Today the College caters for students from all backgrounds in Ireland and over seas.
Dame Street runs from the gates of Trinity College right up to Christchurch.
The end nearest Trinity College was prior to the great recession the home of banking. The Central Bank with it's inside out building is due to move to the IFSC area.
The popular tourist area Temple Bar is bordered by Dame Street and the River Liffey.
Grafton Street is Dublin's premier shopping street. Annual rents for shopping outlets soared to being the fifth highest in the world by 2008. The recession brought some rents back to more reasonable levels.
The street is pedestrianised and has a number of cafe and restaurants.
The street is popular with buskers some of amazing high standard.
One of the largest walled city parks in Europe lies about 3km from the city centre and is easily accessibly by tram (Luas)
The Phoenix Park, one of the largest city parks in Europe, is close to the city centre and easily accessible by the LUAS Tram.
The park is a recreational park with many football fields for all the forms of ball kicking in Ireland such as GAA, Rugby,Soccer.

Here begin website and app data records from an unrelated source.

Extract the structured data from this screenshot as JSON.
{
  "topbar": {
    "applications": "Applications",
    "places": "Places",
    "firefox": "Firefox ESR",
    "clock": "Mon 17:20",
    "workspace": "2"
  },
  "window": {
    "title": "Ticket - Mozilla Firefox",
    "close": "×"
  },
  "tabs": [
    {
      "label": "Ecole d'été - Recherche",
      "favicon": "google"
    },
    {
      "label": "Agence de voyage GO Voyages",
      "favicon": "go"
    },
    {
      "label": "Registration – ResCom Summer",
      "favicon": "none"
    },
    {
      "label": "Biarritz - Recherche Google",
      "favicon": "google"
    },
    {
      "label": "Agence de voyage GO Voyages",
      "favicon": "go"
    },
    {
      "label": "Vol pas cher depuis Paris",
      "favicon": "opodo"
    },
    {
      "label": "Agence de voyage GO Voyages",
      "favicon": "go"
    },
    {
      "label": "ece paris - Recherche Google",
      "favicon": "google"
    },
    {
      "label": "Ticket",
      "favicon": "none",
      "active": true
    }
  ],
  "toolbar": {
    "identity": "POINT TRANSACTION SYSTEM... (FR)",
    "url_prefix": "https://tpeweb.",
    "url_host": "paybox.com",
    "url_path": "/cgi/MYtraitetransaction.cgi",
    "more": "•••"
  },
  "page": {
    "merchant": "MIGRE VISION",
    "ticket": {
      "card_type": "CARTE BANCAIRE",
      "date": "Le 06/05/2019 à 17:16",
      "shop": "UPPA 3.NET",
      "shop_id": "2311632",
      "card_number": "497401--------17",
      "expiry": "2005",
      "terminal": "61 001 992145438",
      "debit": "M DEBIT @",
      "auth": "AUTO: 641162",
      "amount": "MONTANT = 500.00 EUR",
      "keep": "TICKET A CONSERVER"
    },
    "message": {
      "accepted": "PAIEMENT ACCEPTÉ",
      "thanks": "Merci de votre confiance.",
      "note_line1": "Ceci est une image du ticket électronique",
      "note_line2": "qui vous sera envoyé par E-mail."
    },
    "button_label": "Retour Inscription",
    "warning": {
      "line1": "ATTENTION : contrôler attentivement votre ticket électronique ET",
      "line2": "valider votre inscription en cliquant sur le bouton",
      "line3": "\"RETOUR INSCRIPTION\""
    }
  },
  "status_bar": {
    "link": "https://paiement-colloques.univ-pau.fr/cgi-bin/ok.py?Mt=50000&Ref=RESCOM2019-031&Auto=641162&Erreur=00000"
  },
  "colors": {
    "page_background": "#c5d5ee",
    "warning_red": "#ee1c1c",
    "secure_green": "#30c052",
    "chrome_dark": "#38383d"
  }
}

It also caters for cricket and polo enthusiasts.
The park is also home to Dublin Zoo, which was founded in 1830 and to a herd of Fallow Deer, whose ancestors lived in the park since the 17th century.
About 30% of the park is covered in native trees of various types such as oak, ash, chestnut, lime, beech, sycamore.
The Grand Canal comes to an end in the Grand Canal Dock area, now one of Dublin's most vibrant districts, with a range of cafes, bars, restaurants. The canal takes a semi circle route along the south city, heading west through a series of locks known as the C locks, until it reaches Drimnagh in West Dublin. After which it heads due west. .
Grand Canal Dock
Grand Canal Quay
Locks 1 2 and 3
Locks 3 4 and 5